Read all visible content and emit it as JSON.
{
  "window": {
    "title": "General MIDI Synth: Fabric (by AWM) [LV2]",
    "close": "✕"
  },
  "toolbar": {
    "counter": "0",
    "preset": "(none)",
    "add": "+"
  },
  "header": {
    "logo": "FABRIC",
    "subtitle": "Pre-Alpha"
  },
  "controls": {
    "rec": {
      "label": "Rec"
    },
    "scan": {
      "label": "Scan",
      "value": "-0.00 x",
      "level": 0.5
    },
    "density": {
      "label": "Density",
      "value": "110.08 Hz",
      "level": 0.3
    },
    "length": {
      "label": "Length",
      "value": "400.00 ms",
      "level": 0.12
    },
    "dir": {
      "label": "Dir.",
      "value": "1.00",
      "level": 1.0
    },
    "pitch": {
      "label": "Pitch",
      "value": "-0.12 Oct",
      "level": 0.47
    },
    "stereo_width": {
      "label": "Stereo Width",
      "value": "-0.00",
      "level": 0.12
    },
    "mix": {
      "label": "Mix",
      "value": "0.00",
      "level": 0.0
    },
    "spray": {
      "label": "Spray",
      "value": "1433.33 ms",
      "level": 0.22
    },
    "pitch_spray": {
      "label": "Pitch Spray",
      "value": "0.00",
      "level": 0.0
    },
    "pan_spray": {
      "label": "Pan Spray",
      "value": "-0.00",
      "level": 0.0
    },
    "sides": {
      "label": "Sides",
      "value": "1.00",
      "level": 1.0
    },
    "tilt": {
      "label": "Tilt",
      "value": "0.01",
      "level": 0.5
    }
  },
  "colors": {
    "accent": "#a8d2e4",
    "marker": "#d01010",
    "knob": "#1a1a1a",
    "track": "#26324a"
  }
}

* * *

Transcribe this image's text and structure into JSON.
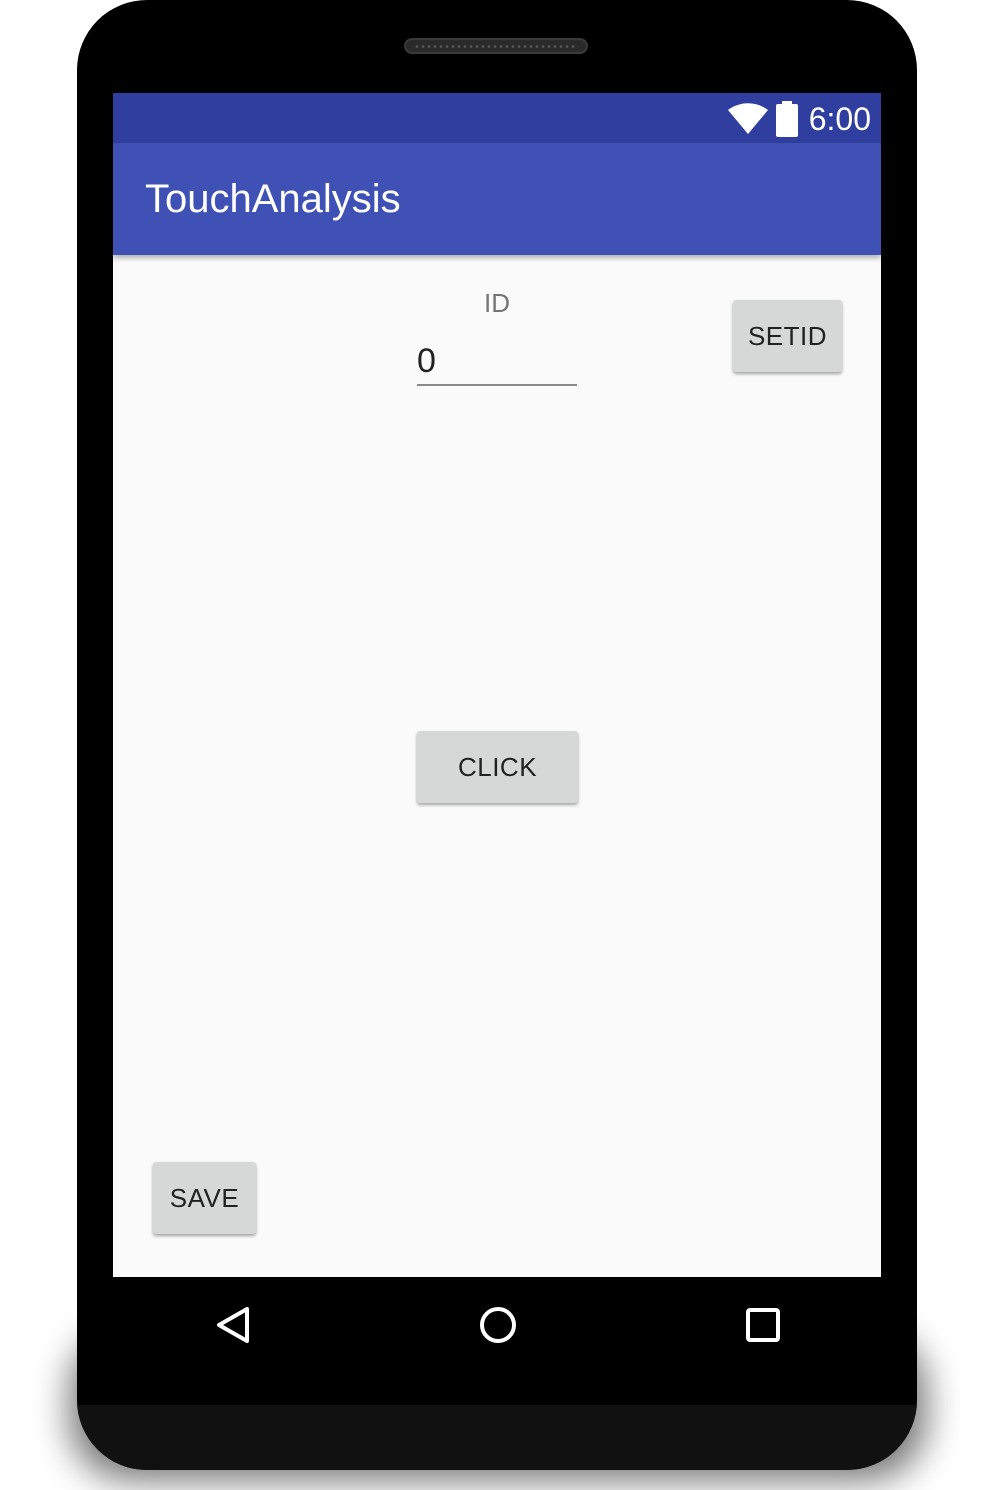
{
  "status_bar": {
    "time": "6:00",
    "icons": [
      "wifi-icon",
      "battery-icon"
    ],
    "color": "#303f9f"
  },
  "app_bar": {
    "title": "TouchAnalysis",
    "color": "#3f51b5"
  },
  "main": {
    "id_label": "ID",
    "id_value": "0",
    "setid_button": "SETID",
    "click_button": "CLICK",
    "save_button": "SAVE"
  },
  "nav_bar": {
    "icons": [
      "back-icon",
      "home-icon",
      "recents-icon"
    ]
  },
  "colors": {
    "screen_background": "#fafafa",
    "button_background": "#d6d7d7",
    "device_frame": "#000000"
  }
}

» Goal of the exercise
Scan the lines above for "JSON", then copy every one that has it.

» Result for this task
Read all visible content and emit it as JSON.
Transcribe this image's text and structure into JSON.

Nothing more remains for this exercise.